Word for word, set down the records and skip each picture.

[Excerpts from an interface dataset]
..........

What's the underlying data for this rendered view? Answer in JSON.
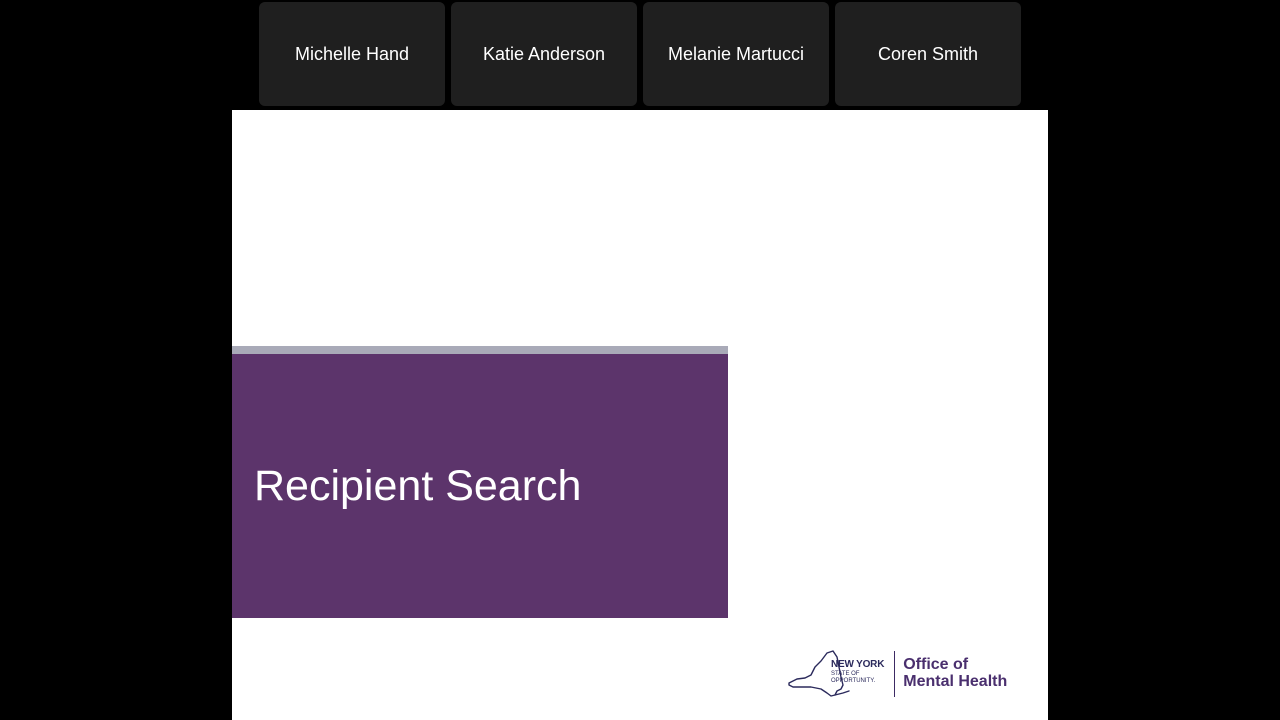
{
  "participants": [
    {
      "name": "Michelle Hand"
    },
    {
      "name": "Katie Anderson"
    },
    {
      "name": "Melanie Martucci"
    },
    {
      "name": "Coren Smith"
    }
  ],
  "slide": {
    "title": "Recipient Search",
    "title_block_color": "#5c346b",
    "accent_color": "#a9aab8"
  },
  "logo": {
    "state_line1": "NEW YORK",
    "state_line2": "STATE OF",
    "state_line3": "OPPORTUNITY.",
    "office_line1": "Office of",
    "office_line2": "Mental Health",
    "brand_color": "#4a2f6e"
  }
}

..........

§ **Response**:
What's the underlying data for this rendered view? Answer in JSON.
{
  "participants": [
    {
      "name": "Michelle Hand"
    },
    {
      "name": "Katie Anderson"
    },
    {
      "name": "Melanie Martucci"
    },
    {
      "name": "Coren Smith"
    }
  ],
  "slide": {
    "title": "Recipient Search",
    "title_block_color": "#5c346b",
    "accent_color": "#a9aab8"
  },
  "logo": {
    "state_line1": "NEW YORK",
    "state_line2": "STATE OF",
    "state_line3": "OPPORTUNITY.",
    "office_line1": "Office of",
    "office_line2": "Mental Health",
    "brand_color": "#4a2f6e"
  }
}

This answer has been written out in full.